New York: 1924. 1st Edition. FIRST EDITION IN ORIGINAL WRAPPERS OF “ONE OF THE FOUNDATIONS OF INFORMATION THEORY” (Claude Shannon, A Mathematical Theory of Communication, 1948). Beginning with this lengthy twenty-two page paper (see Origins of Cyberspace 163), Nyquist’s nascent work ferreting out the necessary bandwidth requirements for the transmission of information was foundational and it was critical to and enabled Shannon’s development of information theory. NOTE that we separately offer Nyquist’s second paper, Certain Topics in Telegraph Transmission Theory as well.

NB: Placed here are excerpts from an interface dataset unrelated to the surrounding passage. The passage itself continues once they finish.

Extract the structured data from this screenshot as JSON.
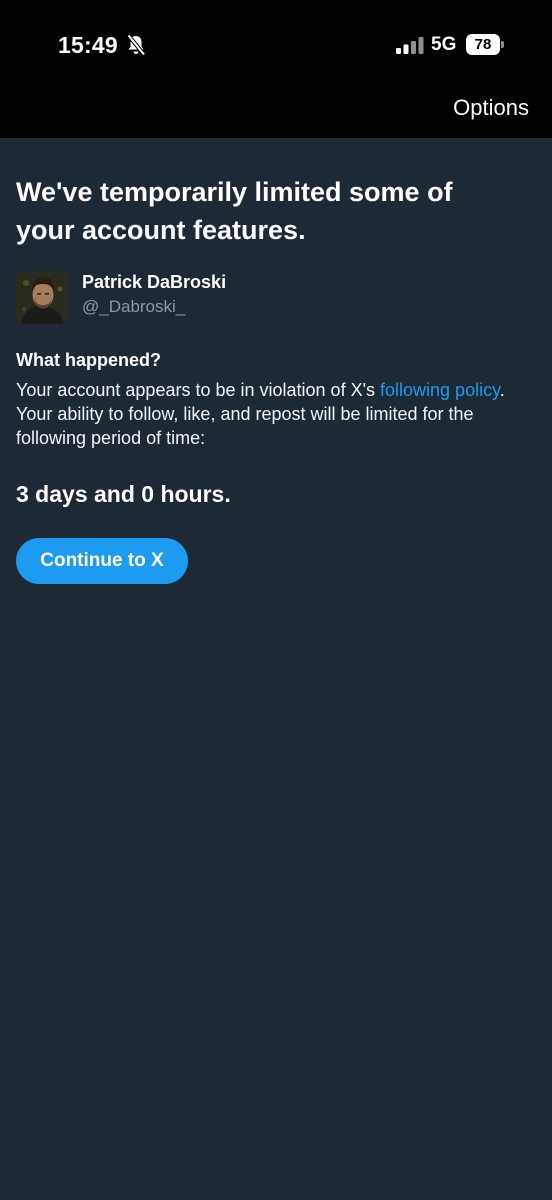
{
  "status_bar": {
    "time": "15:49",
    "network": "5G",
    "battery_level": "78",
    "icons": [
      "bell-slash-icon",
      "signal-icon",
      "battery-icon"
    ]
  },
  "header": {
    "options_label": "Options"
  },
  "notice": {
    "headline": "We've temporarily limited some of your account features.",
    "user": {
      "display_name": "Patrick DaBroski",
      "handle": "@_Dabroski_"
    },
    "section_title": "What happened?",
    "body_before_link": "Your account appears to be in violation of X's ",
    "link_text": "following policy",
    "body_after_link": ". Your ability to follow, like, and repost will be limited for the following period of time:",
    "duration": "3 days and 0 hours."
  },
  "actions": {
    "continue_label": "Continue to X"
  },
  "colors": {
    "background": "#1e2936",
    "top_bar": "#000000",
    "accent": "#1d9bf0",
    "muted_text": "#8b98a5"
  }
}
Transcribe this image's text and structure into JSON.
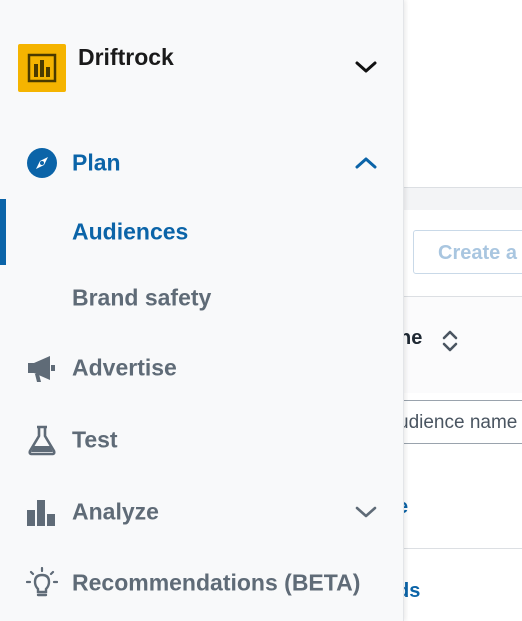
{
  "brand": {
    "name": "Driftrock"
  },
  "nav": {
    "plan": {
      "label": "Plan",
      "expanded": true
    },
    "plan_children": [
      {
        "label": "Audiences",
        "active": true
      },
      {
        "label": "Brand safety",
        "active": false
      }
    ],
    "advertise": {
      "label": "Advertise"
    },
    "test": {
      "label": "Test"
    },
    "analyze": {
      "label": "Analyze"
    },
    "recommendations": {
      "label": "Recommendations (BETA)"
    }
  },
  "background": {
    "create_button_label": "Create a",
    "column_header_label": "ne",
    "filter_value": "udience name",
    "row_links": [
      "e",
      "ds"
    ]
  },
  "colors": {
    "accent": "#0b64a8",
    "logo_bg": "#f5b400",
    "nav_text": "#5f6b77"
  }
}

Nyquist’s work studied the relationship between the speed of a telegraph system and the number of signal values employed by that system. His efforts established the principles by which continuous signals could be converted into digital signals and provided “the first statement of a logarithmic law for communication” (Stanford Encyclopedia of Philosophy). Nyquist was “the first to express the amount of ‘intelligence’ that could be transmitted given a certain line speed of a telegraph systems and [to do so] in terms of a log function” (Origins of Cyberspace 343). Nyquist’s work was also “the first examination of the theoretical bounds for ideal codes for the transmission of information” (ibid).
In 1924 and while working at Bell Telephone Laboratories, Harry Nyquist’s work centered upon the obvious need to improve the speed with which data transmission was carried over the wires. “In considering methods for increasing the speed of telegraph circuits [he wrote], the engineer is confronted by the problem of transmitting over a circuit the maximum amount of intelligence using a given frequency range, without causing undue interference, either in the circuit being considered or from that circuit to other circuits” (Nyquist, 1924).
In the paper offered here, Nyquist considered “two fundamental factors entering into the maximum speed of transmission of intelligence by telegraph. These factors are signal shaping and choice of codes. The first is concerned with the best wave shape to be impressed on the transmitting medium so as to permit of greater speed without undue interference either in the circuit under consideration or in those adjacent, while the latter deals with the choice of codes which will permit of transmitting a maximum amount of intelligence with a given number of signal elements” (Nyquist 324). Item #1419
CONDITION & DETAILS: Quarto. (9 x 6.25 inches; 225 x 156mm). Complete issue in original paper wrappers; repaired at the spine and edges of front wrap; library stamp on front wrap and the first page of text (not the Nyquist paper). The issue is internally in fine condition, bright and clean throughout. The issue is housed in a custom clamshell case of blue linen, gilt-lettered at the spine. Very good condition.